Office Depot builds a relationship with members of their network of national, regional, and local partners and provides solutions “that customers can have confidence in, without compromising quality or service” (Office Depot Annual Report. Retrieved May 1, 2015) Vendor diversity: buy HUB products from Office Depot. Office Depot helps customers fulfill second tier HUB spend requirements by featuring more than 1,000 products manufactured and/or distributed by HUB vendors in their catalogs and online. Suppler diversity: businesses sell directly to Office Depot. “Internal procurement practices” include broad use of HUB products and services (Office Depot Annual Report. Retrieved May 1, 2015). According to the Office Depot 2014 annual report, Staples and Office Depot announced that they have entered into a definitive merger agreement, under which Staples will acquire all of the outstanding shares of Office Depot and the company will become a wholly owned subsidiary of Staples (the “Staples Acquisition). Under the terms of the Staples Merger Agreement, Office Depot shareholders will receive, for each Office Depot share held by such shareholders, $7.25 in cash and 0.2188 of a share in Staples common stock at closing. Each employee share-based award outstanding at the date of the agreement will vest upon the effective date of the Staples Acquisition. The transaction is expected to close before the end of 2015.
Office Depot is doing what they have to do to stay in business. Merging with the office supply giant Staples is a good idea in my opinion. Apparently it is also a good idea to both Staples and Office Depot’s board of directors as they all signed off on the deal. Even the federal government, who blocked the proposed merger back in 1997, has signaled that it is more open to merging these two office retail giants, despite the “specter of reduced competition” (Office Depot Annual Report. Retrieved May 1, 2015). In 2013 when Office Depot bought its rival Office Max, the Federal Trade Commission blessed the transaction, ruling that the deal was “unlikely to substantially lessen competition.” Merging Staples and Office Depot is a much bigger proposition.

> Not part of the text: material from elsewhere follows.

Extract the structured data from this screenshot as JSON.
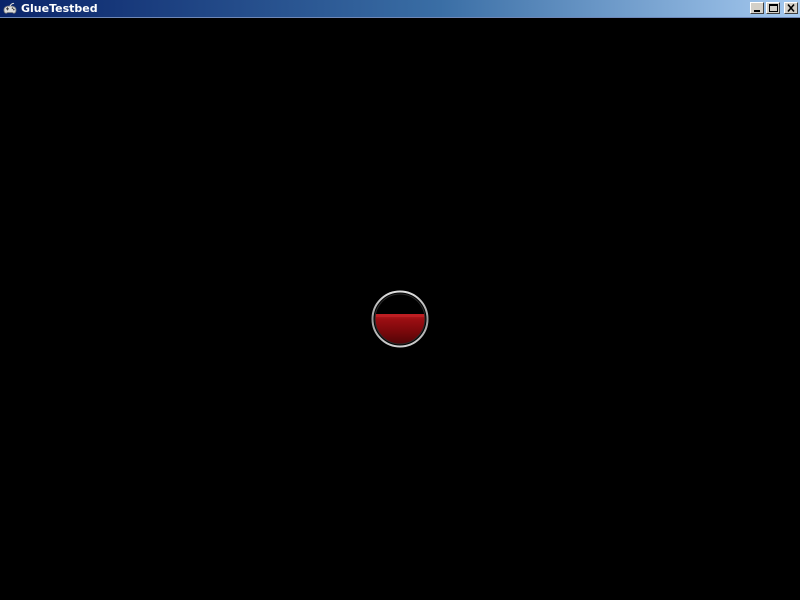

The combined Office Depot and Office Max created a new company with $18 billion in sales and over 2,500 stores. If it indeed goes through as proposed, the Staples-Office Depot deal will create a retailer nearly twice as large, with $34 billion in revenue and 4,400 stores. But Staples and Office Depot argue that the proposed merger is necessary to compete in a new world where bigger store chains and online competitors have reduced prices and provided enormous new numbers of competition. Annual revenue at Office Depot has fallen 36 percent from 2007 to 2013 (Office Depot Annual Report. Retrieved May 1, 2015). Office Depot clearly knows it needs to do something. I believe that merging with Staples will breathe desperately needed new lifeblood into the company. It also may just buy time for the inevitable. We shall see.
Crawford, M. (2015). Sageworks. Office Supply Stores Margin Trends. New York, NY Bellevue, T. (2014) Death of Office Supply Stores. Business Insider, 22-24 Altoro, E. (2015) Business Basics. SWOT Analysis, 11, 14
Office Depot Annual Report. Retrieved May 1, 2015 from www.officedepot.com Porter, P. Terms. Retrieved April 30, 2015 from www.investopedia.com/terms/p/porter.asp Faye, T. (2011) Evaluating The General Environment. New York: Oxford University Press